Exercise description :: Collect each line of the entries that holds the string "code".

Task data ::
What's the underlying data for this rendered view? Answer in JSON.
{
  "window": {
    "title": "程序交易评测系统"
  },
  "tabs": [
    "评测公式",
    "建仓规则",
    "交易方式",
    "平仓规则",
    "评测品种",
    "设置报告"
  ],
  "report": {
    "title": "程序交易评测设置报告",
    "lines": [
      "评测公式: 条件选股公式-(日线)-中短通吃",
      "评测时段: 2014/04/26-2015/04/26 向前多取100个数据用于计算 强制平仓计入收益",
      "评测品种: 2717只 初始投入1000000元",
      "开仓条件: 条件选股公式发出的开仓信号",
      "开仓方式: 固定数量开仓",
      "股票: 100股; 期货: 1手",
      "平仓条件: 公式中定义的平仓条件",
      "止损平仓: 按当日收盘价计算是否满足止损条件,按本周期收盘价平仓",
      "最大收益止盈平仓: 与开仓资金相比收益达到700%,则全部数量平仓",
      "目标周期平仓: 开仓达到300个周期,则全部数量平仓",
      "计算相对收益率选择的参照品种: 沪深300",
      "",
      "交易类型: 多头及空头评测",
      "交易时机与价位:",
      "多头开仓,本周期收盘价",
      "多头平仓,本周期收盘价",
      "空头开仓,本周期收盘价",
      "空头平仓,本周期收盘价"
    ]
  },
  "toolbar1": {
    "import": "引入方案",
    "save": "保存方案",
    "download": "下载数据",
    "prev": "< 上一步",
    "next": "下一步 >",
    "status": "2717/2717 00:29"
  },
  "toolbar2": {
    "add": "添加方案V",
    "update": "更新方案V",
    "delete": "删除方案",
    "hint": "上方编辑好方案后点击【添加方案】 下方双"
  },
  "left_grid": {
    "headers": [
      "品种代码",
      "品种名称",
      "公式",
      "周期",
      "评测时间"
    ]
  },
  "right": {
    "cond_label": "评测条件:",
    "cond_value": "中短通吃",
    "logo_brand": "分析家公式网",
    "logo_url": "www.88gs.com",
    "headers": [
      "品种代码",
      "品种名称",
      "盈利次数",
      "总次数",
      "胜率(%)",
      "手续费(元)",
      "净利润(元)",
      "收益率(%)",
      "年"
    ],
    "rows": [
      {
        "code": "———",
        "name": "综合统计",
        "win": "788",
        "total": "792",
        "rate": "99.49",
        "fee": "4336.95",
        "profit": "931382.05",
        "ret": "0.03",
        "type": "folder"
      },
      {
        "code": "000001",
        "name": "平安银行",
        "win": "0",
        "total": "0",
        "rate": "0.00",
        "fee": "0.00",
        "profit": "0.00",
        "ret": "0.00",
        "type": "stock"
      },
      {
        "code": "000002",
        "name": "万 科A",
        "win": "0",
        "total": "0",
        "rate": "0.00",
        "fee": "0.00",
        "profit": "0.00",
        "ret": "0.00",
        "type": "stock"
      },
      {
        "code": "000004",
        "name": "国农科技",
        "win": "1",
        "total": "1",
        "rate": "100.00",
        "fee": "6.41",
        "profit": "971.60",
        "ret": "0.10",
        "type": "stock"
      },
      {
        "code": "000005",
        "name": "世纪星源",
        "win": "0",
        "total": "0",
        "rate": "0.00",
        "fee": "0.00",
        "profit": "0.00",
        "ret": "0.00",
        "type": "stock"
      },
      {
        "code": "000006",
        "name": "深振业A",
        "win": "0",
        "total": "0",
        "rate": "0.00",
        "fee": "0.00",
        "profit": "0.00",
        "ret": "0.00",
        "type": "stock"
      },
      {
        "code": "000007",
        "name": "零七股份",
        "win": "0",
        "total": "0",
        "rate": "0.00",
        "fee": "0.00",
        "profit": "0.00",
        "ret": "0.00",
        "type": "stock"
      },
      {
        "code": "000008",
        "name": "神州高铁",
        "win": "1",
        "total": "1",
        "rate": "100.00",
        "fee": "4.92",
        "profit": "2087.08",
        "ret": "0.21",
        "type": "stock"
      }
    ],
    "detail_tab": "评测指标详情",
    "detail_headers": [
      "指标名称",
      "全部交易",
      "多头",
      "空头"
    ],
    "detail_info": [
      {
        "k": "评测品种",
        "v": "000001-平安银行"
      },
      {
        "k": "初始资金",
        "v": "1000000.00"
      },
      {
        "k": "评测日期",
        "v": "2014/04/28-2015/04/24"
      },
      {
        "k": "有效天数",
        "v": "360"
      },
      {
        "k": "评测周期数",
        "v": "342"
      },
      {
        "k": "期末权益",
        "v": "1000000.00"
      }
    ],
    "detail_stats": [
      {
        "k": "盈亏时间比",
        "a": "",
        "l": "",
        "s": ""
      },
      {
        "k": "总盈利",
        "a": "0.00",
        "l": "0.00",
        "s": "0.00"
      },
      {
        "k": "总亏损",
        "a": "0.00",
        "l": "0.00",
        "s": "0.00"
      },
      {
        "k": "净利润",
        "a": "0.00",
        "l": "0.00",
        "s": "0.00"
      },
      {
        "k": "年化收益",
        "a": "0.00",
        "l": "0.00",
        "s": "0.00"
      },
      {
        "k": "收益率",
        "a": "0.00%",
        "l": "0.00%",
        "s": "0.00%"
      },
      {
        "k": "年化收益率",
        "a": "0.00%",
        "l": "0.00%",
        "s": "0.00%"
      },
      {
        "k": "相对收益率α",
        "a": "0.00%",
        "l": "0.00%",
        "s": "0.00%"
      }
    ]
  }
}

Solution to this problem ::
        "code": "———",
        "code": "000001",
        "code": "000002",
        "code": "000004",
        "code": "000005",
        "code": "000006",
        "code": "000007",
        "code": "000008",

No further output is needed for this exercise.